WORK INSTRUCTIONS: State how many lines of the data contain the word "MOVILIDAD", and write nothing besides the number.
::: DATA UNDER STUDY :::
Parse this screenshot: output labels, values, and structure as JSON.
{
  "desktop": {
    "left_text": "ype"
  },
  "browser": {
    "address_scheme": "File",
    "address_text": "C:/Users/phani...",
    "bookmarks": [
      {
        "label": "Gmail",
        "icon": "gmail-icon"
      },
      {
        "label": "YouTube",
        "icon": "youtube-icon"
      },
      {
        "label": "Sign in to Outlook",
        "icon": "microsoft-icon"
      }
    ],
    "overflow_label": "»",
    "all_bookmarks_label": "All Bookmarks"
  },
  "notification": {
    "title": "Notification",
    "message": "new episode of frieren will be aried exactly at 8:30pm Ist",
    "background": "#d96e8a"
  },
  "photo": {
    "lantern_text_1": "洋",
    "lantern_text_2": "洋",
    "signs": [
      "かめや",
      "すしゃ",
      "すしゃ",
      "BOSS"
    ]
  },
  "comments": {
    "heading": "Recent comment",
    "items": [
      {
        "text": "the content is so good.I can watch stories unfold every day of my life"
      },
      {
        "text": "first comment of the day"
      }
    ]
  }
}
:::
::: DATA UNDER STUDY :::
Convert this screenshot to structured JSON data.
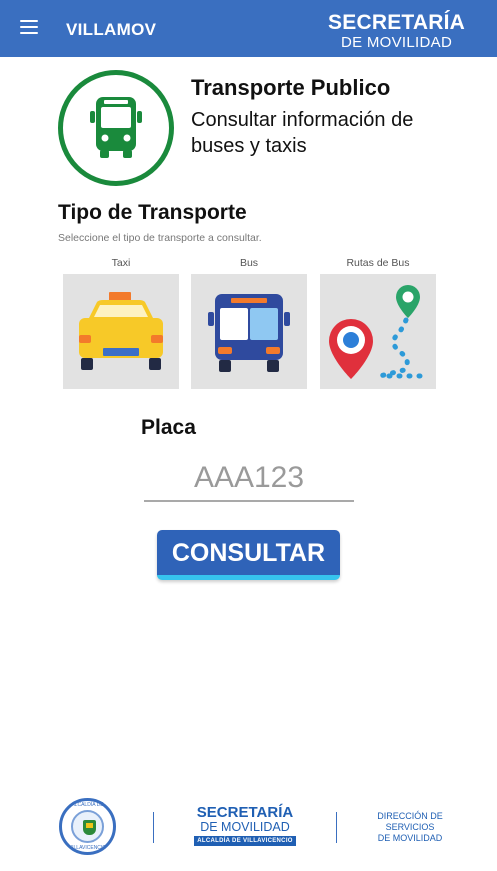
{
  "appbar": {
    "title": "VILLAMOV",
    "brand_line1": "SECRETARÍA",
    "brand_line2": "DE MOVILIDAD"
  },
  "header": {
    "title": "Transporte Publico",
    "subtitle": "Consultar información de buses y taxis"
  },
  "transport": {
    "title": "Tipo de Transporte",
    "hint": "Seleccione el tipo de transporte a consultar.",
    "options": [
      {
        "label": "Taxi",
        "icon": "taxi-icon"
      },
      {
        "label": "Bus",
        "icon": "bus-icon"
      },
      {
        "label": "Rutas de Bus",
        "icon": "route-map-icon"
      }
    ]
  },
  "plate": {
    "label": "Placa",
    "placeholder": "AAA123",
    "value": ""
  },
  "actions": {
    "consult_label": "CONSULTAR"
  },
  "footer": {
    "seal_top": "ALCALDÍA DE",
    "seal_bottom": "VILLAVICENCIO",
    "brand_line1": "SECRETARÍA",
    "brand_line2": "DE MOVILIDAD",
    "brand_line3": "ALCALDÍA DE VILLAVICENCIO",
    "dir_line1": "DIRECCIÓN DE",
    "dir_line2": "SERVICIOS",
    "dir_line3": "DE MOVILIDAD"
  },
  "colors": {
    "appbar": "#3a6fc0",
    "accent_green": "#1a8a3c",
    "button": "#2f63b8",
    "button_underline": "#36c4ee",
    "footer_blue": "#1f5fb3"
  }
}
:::
COMPLETED EXERCISE: 3